The U.S. Constitution may be amended from time to time, but Michigan State fans never really cheer for Michigan. I saw MSU people posting "Roll Tide" on Facebook before, during, and after the Alabama massacre.
I get it. All serious fans have somebody they loathe so much it amounts to a kind of love—a team whose losses they relish almost as much as wins by their guys.
Hate is a strong word, so I'll put it this way: I really, really, really can't stand Notre Dame.
I know lots of good (if obviously flawed) people who somehow became Notre Dame fans. I'm strangely fond of South Bend, Indiana, after growing up in another rust belt town a half hour away. I don't even mind seeing the Irish men's and women's basketball teams winning a few games once fall turns to winter.
But in the realm of college football, they're the St. Louis Cardinals, Dallas Cowboys, and New York Knicks—times 77. Sometimes they're really good; most of the time they're really good at thinking they're really good; and in nearly every instance my teams are lousy and it pisses me off.
In short, I've got my reasons, most of which make as much sense as the notion of hoping Northwestern will win football games each week.
So I'd prefer to leave it at this:
And this: I enjoy being part of a wider community, a not-so-silent majority, who can't stand Notre Dame football. When the games go badly for the Fighting Irish, we get to enjoy life together.
Which brings me to the matter at hand: In one of the saner-looking weeks on the football schedule—no ranked teams play each other—Notre Dame hosts an improved Purdue squad in South Bend. Here's hoping Touchdown Jesus signals lots of scores by the Boilers.
And on to the games.
Thursday night special:
Cincy over Pitt: Cincy wasn't the Big East team that got walloped by Youngstown State last week.
Obama over Cincy: I love college football on Thursday nights, but this week the Bearcats and Panthers will lose out to the president's speech at the Democratic convention.
The Big Ten:

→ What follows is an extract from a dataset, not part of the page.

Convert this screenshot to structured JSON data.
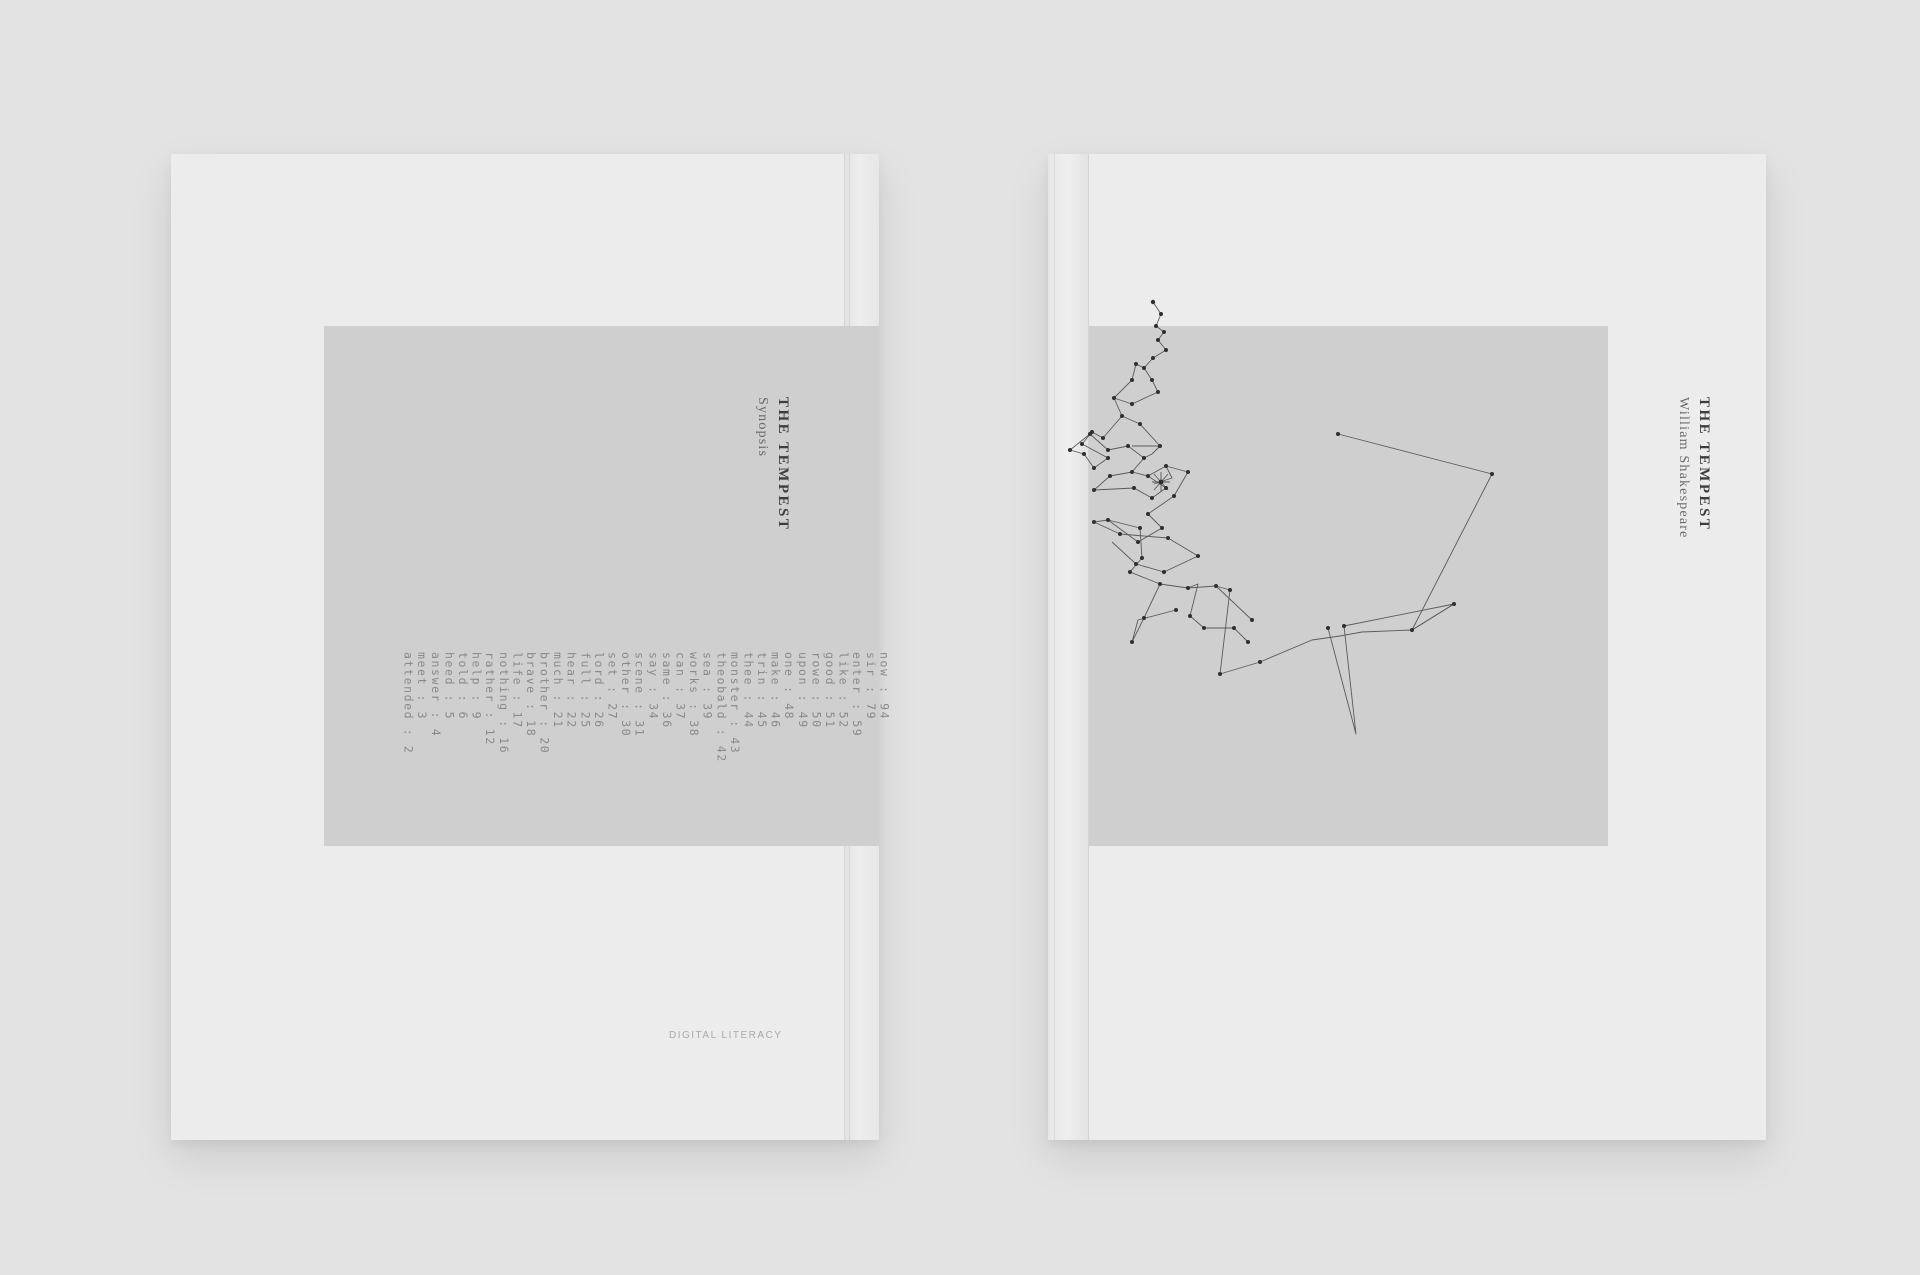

Virginia over Penn State: A week after falling to Ohio, the Nittany Lions lose to another swing-state school.
Minnesota over New Hampshire: Why is this game on the schedule? And why am I writing about it? Life is strange.

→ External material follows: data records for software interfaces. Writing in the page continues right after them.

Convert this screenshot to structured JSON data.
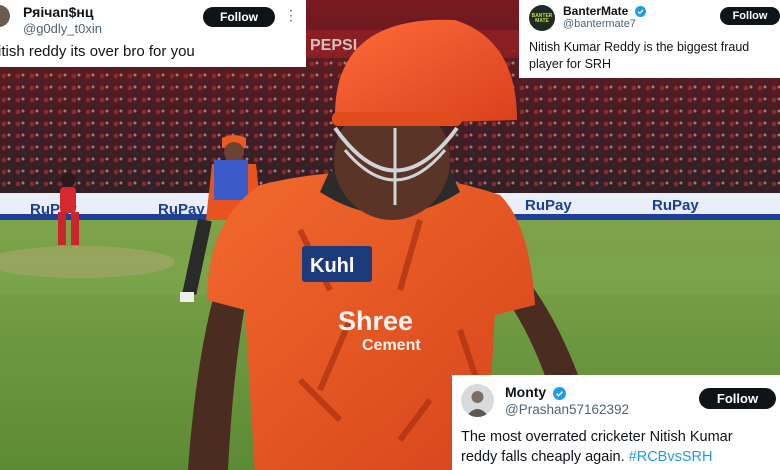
{
  "tweets": [
    {
      "display_name": "Ряічап$нц",
      "handle": "@g0dly_t0xin",
      "follow_label": "Follow",
      "text": "itish reddy its over bro for you"
    },
    {
      "display_name": "BanterMate",
      "handle": "@bantermate7",
      "follow_label": "Follow",
      "avatar_text": "BANTER MATE",
      "text_line1": "Nitish Kumar Reddy is the biggest fraud",
      "text_line2": "player for SRH"
    },
    {
      "display_name": "Monty",
      "handle": "@Prashan57162392",
      "follow_label": "Follow",
      "text_line1": "The most overrated cricketer Nitish Kumar",
      "text_line2_plain": "reddy falls cheaply again. ",
      "hashtag": "#RCBvsSRH"
    }
  ],
  "scene": {
    "jersey_sponsor_1": "Kuhl",
    "jersey_sponsor_2_line1": "Shree",
    "jersey_sponsor_2_line2": "Cement",
    "board_logo": "RuPay",
    "stand_sign": "PEPSI"
  },
  "colors": {
    "pitch": "#6f9a43",
    "jersey": "#e8501e",
    "verified": "#1d9bf0",
    "follow_bg": "#0f1419"
  }
}
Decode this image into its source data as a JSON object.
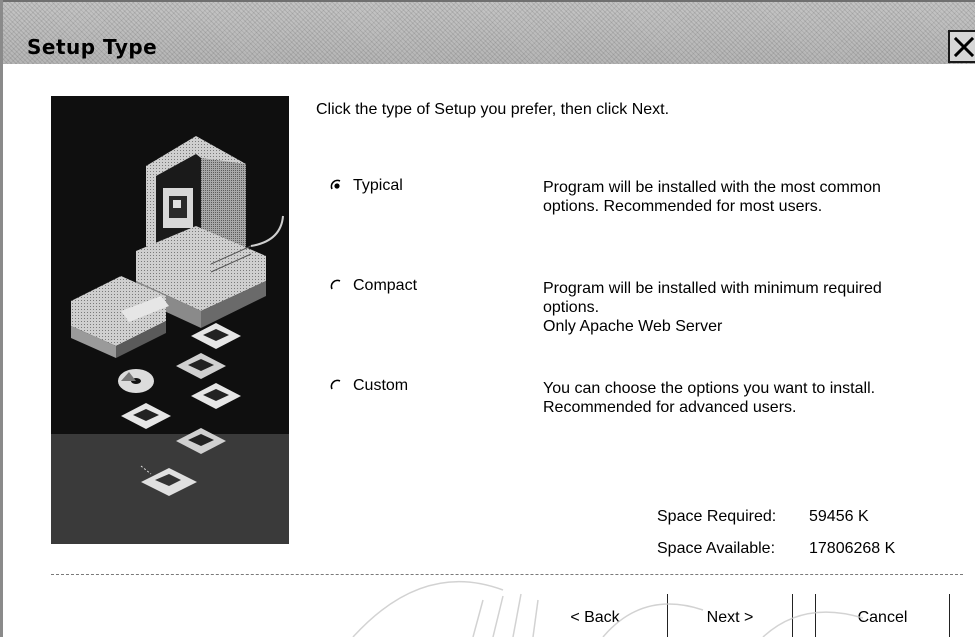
{
  "window": {
    "title": "Setup Type"
  },
  "icons": {
    "close": "close-icon",
    "art": "computer-setup-illustration"
  },
  "instruction": "Click the type of Setup you prefer, then click Next.",
  "options": [
    {
      "label": "Typical",
      "selected": true,
      "description": [
        "Program will be installed with the most common",
        "options. Recommended for most users."
      ]
    },
    {
      "label": "Compact",
      "selected": false,
      "description": [
        "Program will be installed with minimum required",
        "options.",
        "Only Apache Web Server"
      ]
    },
    {
      "label": "Custom",
      "selected": false,
      "description": [
        "You can choose the options you want to install.",
        "Recommended for advanced users."
      ]
    }
  ],
  "space": {
    "required_label": "Space Required:",
    "required_value": "59456 K",
    "available_label": "Space Available:",
    "available_value": "17806268 K"
  },
  "buttons": {
    "back": "< Back",
    "next": "Next >",
    "cancel": "Cancel"
  }
}
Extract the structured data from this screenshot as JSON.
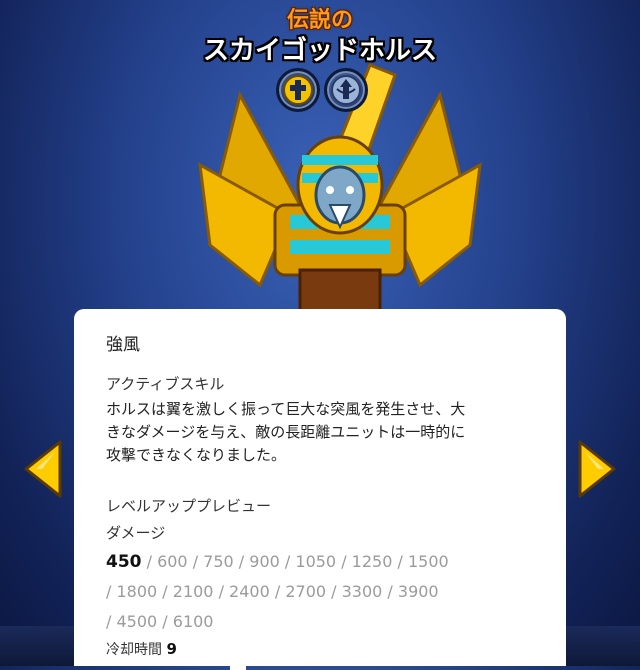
{
  "hero": {
    "rarity": "伝説の",
    "name": "スカイゴッドホルス",
    "class_icon": "cross-icon",
    "element_icon": "wind-emblem-icon"
  },
  "skill": {
    "name": "強風",
    "type": "アクティブスキル",
    "description_lines": [
      "ホルスは翼を激しく振って巨大な突風を発生させ、大",
      "きなダメージを与え、敵の長距離ユニットは一時的に",
      "攻撃できなくなりました。"
    ],
    "preview_label": "レベルアッププレビュー",
    "stat_label": "ダメージ",
    "current_value": "450",
    "level_values": [
      "600",
      "750",
      "900",
      "1050",
      "1250",
      "1500",
      "1800",
      "2100",
      "2400",
      "2700",
      "3300",
      "3900",
      "4500",
      "6100"
    ],
    "cooldown_label": "冷却時間",
    "cooldown_value": "9"
  },
  "nav": {
    "prev_icon": "chevron-left-icon",
    "next_icon": "chevron-right-icon"
  },
  "colors": {
    "rarity_orange": "#ff9a1c",
    "arrow_yellow": "#ffcc00",
    "gold": "#f2b900",
    "turquoise": "#27c8d8"
  }
}
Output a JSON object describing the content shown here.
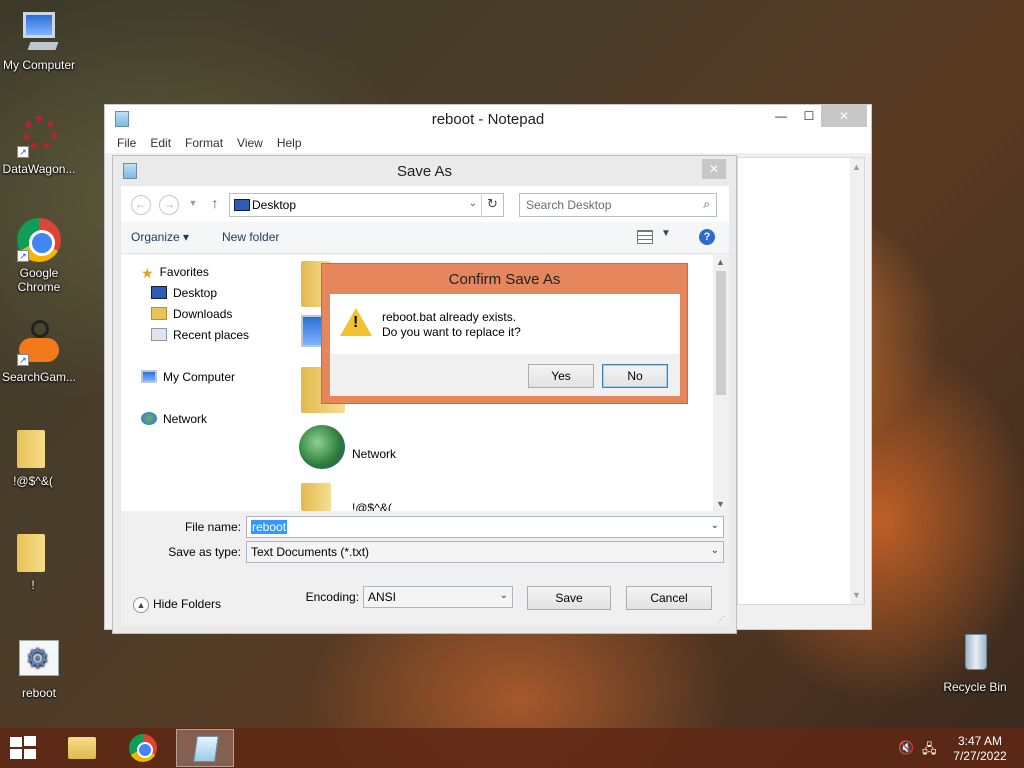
{
  "desktop": {
    "icons": [
      {
        "label": "My Computer"
      },
      {
        "label": "DataWagon..."
      },
      {
        "label": "Google Chrome"
      },
      {
        "label": "SearchGam..."
      },
      {
        "label": "!@$^&("
      },
      {
        "label": "!"
      },
      {
        "label": "reboot"
      },
      {
        "label": "Recycle Bin"
      }
    ]
  },
  "notepad": {
    "title": "reboot - Notepad",
    "menu": [
      "File",
      "Edit",
      "Format",
      "View",
      "Help"
    ],
    "controls": {
      "minimize": "—",
      "maximize": "☐",
      "close": "✕"
    }
  },
  "saveas": {
    "title": "Save As",
    "close": "✕",
    "address": "Desktop",
    "search_placeholder": "Search Desktop",
    "toolbar": {
      "organize": "Organize ▾",
      "new_folder": "New folder"
    },
    "navpane": {
      "favorites": "Favorites",
      "desktop": "Desktop",
      "downloads": "Downloads",
      "recent": "Recent places",
      "my_computer": "My Computer",
      "network": "Network"
    },
    "files": {
      "network": "Network",
      "partial": "!@$^&("
    },
    "file_name_label": "File name:",
    "file_name_value": "reboot",
    "save_type_label": "Save as type:",
    "save_type_value": "Text Documents (*.txt)",
    "hide_folders": "Hide Folders",
    "encoding_label": "Encoding:",
    "encoding_value": "ANSI",
    "save_button": "Save",
    "cancel_button": "Cancel"
  },
  "confirm": {
    "title": "Confirm Save As",
    "line1": "reboot.bat already exists.",
    "line2": "Do you want to replace it?",
    "yes": "Yes",
    "no": "No"
  },
  "taskbar": {
    "time": "3:47 AM",
    "date": "7/27/2022"
  }
}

Indiana slips past UMass: Well, it is lovely in New England this time of year.
Michigan State over Central Michigan: Just give the ball to Le'Veon Bell another 44 times.
Michigan over Air Force: Denard Robinson completed 11 of 26 passes against Alabama. That's 11 more than it seemed like. Still, Air Force isn't Alabama.

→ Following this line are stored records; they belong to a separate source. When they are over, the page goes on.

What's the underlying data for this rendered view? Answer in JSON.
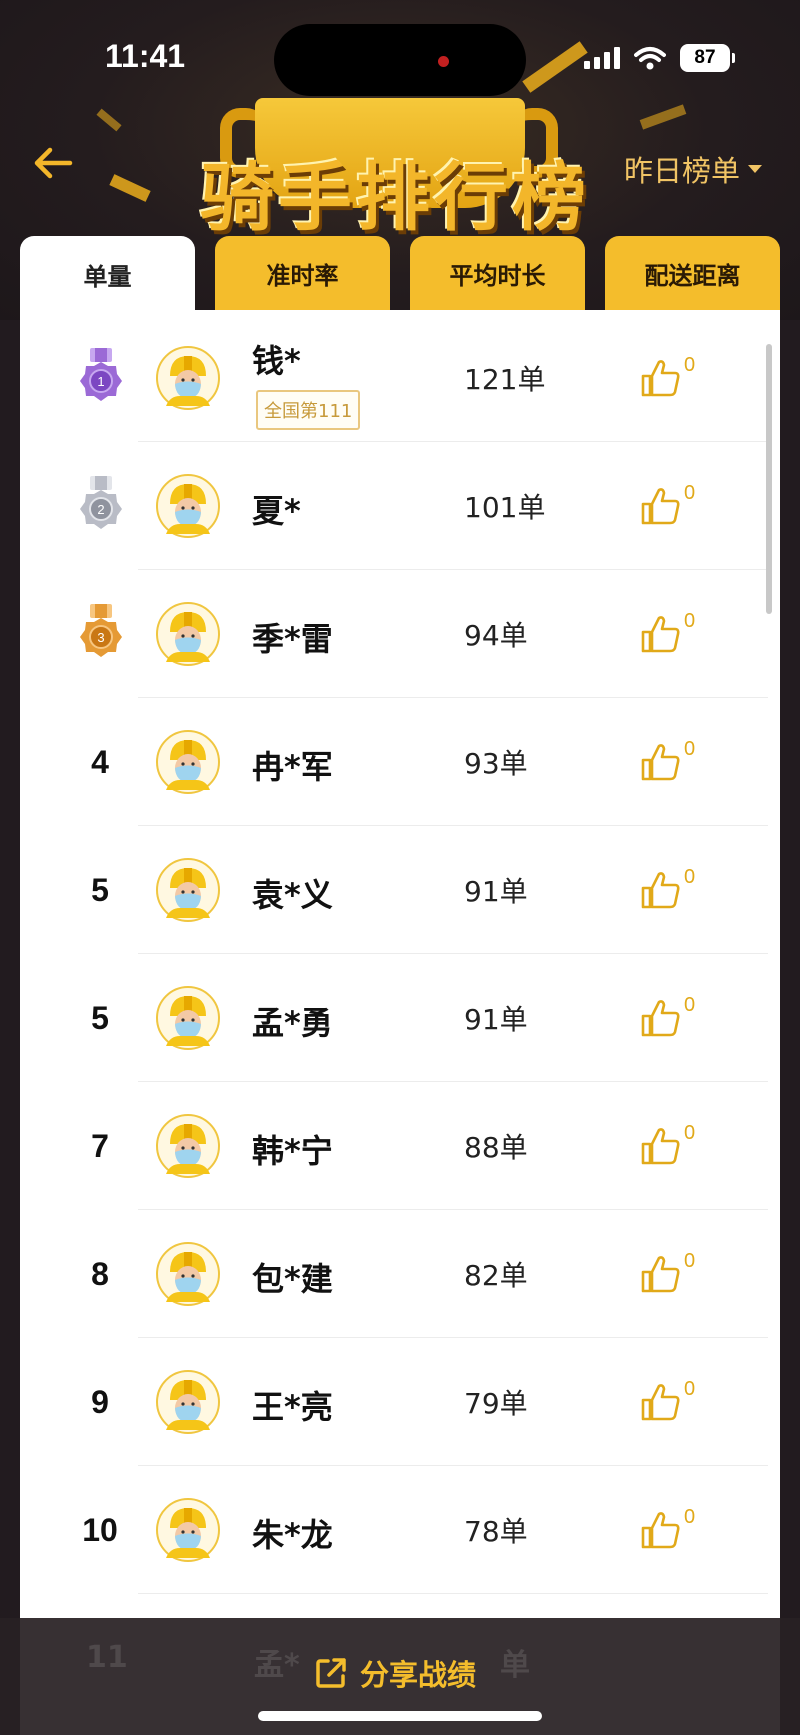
{
  "status_bar": {
    "time": "11:41",
    "battery": "87"
  },
  "header": {
    "title": "骑手排行榜",
    "period_selector": "昨日榜单"
  },
  "tabs": [
    {
      "label": "单量",
      "active": true
    },
    {
      "label": "准时率",
      "active": false
    },
    {
      "label": "平均时长",
      "active": false
    },
    {
      "label": "配送距离",
      "active": false
    }
  ],
  "riders": [
    {
      "rank": "1",
      "medal": "purple",
      "name": "钱*",
      "badge": "全国第111",
      "orders": "121单",
      "likes": "0"
    },
    {
      "rank": "2",
      "medal": "silver",
      "name": "夏*",
      "orders": "101单",
      "likes": "0"
    },
    {
      "rank": "3",
      "medal": "bronze",
      "name": "季*雷",
      "orders": "94单",
      "likes": "0"
    },
    {
      "rank": "4",
      "name": "冉*军",
      "orders": "93单",
      "likes": "0"
    },
    {
      "rank": "5",
      "name": "袁*义",
      "orders": "91单",
      "likes": "0"
    },
    {
      "rank": "5",
      "name": "孟*勇",
      "orders": "91单",
      "likes": "0"
    },
    {
      "rank": "7",
      "name": "韩*宁",
      "orders": "88单",
      "likes": "0"
    },
    {
      "rank": "8",
      "name": "包*建",
      "orders": "82单",
      "likes": "0"
    },
    {
      "rank": "9",
      "name": "王*亮",
      "orders": "79单",
      "likes": "0"
    },
    {
      "rank": "10",
      "name": "朱*龙",
      "orders": "78单",
      "likes": "0"
    }
  ],
  "partial_row": {
    "rank": "11",
    "name": "孟*",
    "orders": "单"
  },
  "share": {
    "label": "分享战绩",
    "icon": "share-icon"
  },
  "colors": {
    "accent": "#f4bd2c",
    "background": "#221b1f",
    "medal_purple": "#9b6ad6",
    "medal_silver": "#b9bcc6",
    "medal_bronze": "#e59a35"
  }
}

Purdue over Notre Dame: Good god, please.
Iowa over Iowa State: The Cyclones have won eight of the last 15 but haven't taken one in Iowa City in a decade.
Wisconsin over Oregon State: It will be a few more weeks before the Badgers suffer the first of their inevitable disappointing losses.
Nebraska over UCLA: I could be wrong about this one. Of course, I could be wrong about all of them. What is truth?
Arizona State over Illinios: Sorry, Illini fans. Actually, I'm not that sorry—I'm a Northwestern fan. A banged-up Nathan Scheelhaase means Illinois will be without one of its few offensive weapons.
Northwestern over Vanderbilt: Against Syracuse the Cats tried an experiment to see how many times they could commit pass interference and still pull a win out of their asses. The answer was four. Aaron Rodgers's little brother Jordan may throw for 600 yards, but here's hoping NU gets the ball last.
And the game of the week . . .
Mizzou over Georgia: The Bulldogs are ranked seventh nationally for a reason. But I really like the idea of the Tigers pulling an upset win at home in their first game in the SEC.
Last week: I went 13-1, though picking Michigan should probably count as two against me.